• [WORK INSTRUCTIONS]: In the material below, find each line holding the string "name" and copy it.

• [AVAILABLE RECORDS]:
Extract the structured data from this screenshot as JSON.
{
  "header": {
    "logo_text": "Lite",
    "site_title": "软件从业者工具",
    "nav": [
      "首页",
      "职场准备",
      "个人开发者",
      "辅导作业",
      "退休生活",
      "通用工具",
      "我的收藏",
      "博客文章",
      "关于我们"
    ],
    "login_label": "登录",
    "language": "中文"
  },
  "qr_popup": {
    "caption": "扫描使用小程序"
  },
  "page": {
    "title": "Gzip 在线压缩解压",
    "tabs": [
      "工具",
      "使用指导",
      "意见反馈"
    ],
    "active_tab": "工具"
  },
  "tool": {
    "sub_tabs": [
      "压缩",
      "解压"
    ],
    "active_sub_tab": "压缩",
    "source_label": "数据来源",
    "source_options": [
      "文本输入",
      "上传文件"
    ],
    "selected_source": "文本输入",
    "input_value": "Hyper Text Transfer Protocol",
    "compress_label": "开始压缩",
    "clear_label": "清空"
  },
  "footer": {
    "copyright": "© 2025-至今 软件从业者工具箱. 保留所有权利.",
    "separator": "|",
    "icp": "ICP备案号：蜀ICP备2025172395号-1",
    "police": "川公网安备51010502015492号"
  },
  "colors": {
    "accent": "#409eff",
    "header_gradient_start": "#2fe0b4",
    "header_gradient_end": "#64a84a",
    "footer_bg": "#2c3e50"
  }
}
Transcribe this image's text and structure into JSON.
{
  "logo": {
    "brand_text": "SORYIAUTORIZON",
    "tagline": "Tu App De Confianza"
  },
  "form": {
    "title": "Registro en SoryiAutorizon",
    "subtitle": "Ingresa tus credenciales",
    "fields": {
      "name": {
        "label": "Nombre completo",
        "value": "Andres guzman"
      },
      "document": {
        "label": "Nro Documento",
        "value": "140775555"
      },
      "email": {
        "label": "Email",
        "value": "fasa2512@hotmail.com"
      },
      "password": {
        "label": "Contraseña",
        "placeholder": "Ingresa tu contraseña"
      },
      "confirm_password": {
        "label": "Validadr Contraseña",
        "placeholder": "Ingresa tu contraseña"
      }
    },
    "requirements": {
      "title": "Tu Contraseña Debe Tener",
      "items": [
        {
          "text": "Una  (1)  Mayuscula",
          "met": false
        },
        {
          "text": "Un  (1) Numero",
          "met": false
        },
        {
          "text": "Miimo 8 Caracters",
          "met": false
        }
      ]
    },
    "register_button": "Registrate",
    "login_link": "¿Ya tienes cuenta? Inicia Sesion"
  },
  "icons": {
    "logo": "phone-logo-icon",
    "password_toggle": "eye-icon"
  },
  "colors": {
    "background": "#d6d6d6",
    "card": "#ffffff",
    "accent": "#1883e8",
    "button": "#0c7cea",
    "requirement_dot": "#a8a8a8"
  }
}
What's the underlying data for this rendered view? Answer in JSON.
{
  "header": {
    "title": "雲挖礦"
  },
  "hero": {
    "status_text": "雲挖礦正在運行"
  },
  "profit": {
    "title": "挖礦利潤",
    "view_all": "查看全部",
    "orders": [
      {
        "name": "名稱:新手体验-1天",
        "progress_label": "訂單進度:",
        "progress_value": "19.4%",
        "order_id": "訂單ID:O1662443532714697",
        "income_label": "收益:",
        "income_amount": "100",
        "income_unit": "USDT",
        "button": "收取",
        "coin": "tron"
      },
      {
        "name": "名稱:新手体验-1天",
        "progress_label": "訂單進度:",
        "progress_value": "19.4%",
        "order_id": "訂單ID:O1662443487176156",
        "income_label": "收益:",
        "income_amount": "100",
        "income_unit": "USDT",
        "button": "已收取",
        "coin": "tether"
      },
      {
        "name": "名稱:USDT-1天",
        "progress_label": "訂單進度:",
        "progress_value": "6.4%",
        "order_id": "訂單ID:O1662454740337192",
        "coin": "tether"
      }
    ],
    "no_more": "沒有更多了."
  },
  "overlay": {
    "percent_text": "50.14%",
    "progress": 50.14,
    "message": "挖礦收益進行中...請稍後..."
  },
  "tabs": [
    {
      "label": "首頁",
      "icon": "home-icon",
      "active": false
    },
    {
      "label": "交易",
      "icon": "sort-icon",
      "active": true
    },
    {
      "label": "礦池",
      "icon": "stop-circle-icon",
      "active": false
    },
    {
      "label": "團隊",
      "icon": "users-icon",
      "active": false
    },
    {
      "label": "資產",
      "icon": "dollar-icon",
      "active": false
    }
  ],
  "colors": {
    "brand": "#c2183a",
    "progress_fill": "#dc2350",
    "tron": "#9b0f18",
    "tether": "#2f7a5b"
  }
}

• [RESULT BELOW]:
      "name": {
        "name": "名稱:新手体验-1天",
        "name": "名稱:新手体验-1天",
        "name": "名稱:USDT-1天",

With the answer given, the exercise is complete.